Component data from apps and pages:
/---

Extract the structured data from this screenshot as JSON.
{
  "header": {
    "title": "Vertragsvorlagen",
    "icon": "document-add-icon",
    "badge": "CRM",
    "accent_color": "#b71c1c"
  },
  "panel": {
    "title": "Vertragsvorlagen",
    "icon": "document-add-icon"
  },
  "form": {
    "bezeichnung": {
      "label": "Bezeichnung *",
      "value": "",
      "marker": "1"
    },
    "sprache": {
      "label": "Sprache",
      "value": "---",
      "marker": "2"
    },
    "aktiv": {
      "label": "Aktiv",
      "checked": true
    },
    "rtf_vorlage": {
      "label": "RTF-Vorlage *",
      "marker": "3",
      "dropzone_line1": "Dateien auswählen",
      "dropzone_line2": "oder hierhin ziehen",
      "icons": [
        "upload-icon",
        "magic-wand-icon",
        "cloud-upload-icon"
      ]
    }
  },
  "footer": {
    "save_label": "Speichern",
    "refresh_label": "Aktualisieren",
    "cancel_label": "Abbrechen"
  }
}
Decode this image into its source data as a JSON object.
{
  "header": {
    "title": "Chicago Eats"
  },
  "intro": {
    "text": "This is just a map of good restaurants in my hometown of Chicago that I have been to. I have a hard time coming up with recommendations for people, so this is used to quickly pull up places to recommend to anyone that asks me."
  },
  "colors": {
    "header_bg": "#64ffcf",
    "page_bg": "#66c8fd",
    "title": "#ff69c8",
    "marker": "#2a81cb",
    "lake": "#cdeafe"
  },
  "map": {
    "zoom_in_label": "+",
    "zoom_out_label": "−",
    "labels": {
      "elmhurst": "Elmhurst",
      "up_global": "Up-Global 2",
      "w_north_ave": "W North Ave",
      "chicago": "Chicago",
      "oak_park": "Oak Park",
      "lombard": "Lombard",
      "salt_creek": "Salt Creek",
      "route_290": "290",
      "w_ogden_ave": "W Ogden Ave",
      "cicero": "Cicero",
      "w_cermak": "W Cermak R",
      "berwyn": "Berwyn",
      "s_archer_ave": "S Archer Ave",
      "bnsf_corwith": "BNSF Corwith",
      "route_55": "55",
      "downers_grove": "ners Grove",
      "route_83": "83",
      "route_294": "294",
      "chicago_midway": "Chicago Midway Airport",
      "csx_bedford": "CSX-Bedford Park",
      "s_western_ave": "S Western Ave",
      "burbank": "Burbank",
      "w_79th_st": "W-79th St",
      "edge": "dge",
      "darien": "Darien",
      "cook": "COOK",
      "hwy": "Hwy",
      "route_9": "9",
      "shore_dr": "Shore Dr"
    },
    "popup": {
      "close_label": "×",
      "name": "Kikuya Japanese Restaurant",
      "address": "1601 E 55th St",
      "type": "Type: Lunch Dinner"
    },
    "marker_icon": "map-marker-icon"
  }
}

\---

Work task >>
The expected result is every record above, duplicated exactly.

Answer section >>
Extract the structured data from this screenshot as JSON.
{
  "header": {
    "title": "Vertragsvorlagen",
    "icon": "document-add-icon",
    "badge": "CRM",
    "accent_color": "#b71c1c"
  },
  "panel": {
    "title": "Vertragsvorlagen",
    "icon": "document-add-icon"
  },
  "form": {
    "bezeichnung": {
      "label": "Bezeichnung *",
      "value": "",
      "marker": "1"
    },
    "sprache": {
      "label": "Sprache",
      "value": "---",
      "marker": "2"
    },
    "aktiv": {
      "label": "Aktiv",
      "checked": true
    },
    "rtf_vorlage": {
      "label": "RTF-Vorlage *",
      "marker": "3",
      "dropzone_line1": "Dateien auswählen",
      "dropzone_line2": "oder hierhin ziehen",
      "icons": [
        "upload-icon",
        "magic-wand-icon",
        "cloud-upload-icon"
      ]
    }
  },
  "footer": {
    "save_label": "Speichern",
    "refresh_label": "Aktualisieren",
    "cancel_label": "Abbrechen"
  }
}
Decode this image into its source data as a JSON object.
{
  "header": {
    "title": "Chicago Eats"
  },
  "intro": {
    "text": "This is just a map of good restaurants in my hometown of Chicago that I have been to. I have a hard time coming up with recommendations for people, so this is used to quickly pull up places to recommend to anyone that asks me."
  },
  "colors": {
    "header_bg": "#64ffcf",
    "page_bg": "#66c8fd",
    "title": "#ff69c8",
    "marker": "#2a81cb",
    "lake": "#cdeafe"
  },
  "map": {
    "zoom_in_label": "+",
    "zoom_out_label": "−",
    "labels": {
      "elmhurst": "Elmhurst",
      "up_global": "Up-Global 2",
      "w_north_ave": "W North Ave",
      "chicago": "Chicago",
      "oak_park": "Oak Park",
      "lombard": "Lombard",
      "salt_creek": "Salt Creek",
      "route_290": "290",
      "w_ogden_ave": "W Ogden Ave",
      "cicero": "Cicero",
      "w_cermak": "W Cermak R",
      "berwyn": "Berwyn",
      "s_archer_ave": "S Archer Ave",
      "bnsf_corwith": "BNSF Corwith",
      "route_55": "55",
      "downers_grove": "ners Grove",
      "route_83": "83",
      "route_294": "294",
      "chicago_midway": "Chicago Midway Airport",
      "csx_bedford": "CSX-Bedford Park",
      "s_western_ave": "S Western Ave",
      "burbank": "Burbank",
      "w_79th_st": "W-79th St",
      "edge": "dge",
      "darien": "Darien",
      "cook": "COOK",
      "hwy": "Hwy",
      "route_9": "9",
      "shore_dr": "Shore Dr"
    },
    "popup": {
      "close_label": "×",
      "name": "Kikuya Japanese Restaurant",
      "address": "1601 E 55th St",
      "type": "Type: Lunch Dinner"
    },
    "marker_icon": "map-marker-icon"
  }
}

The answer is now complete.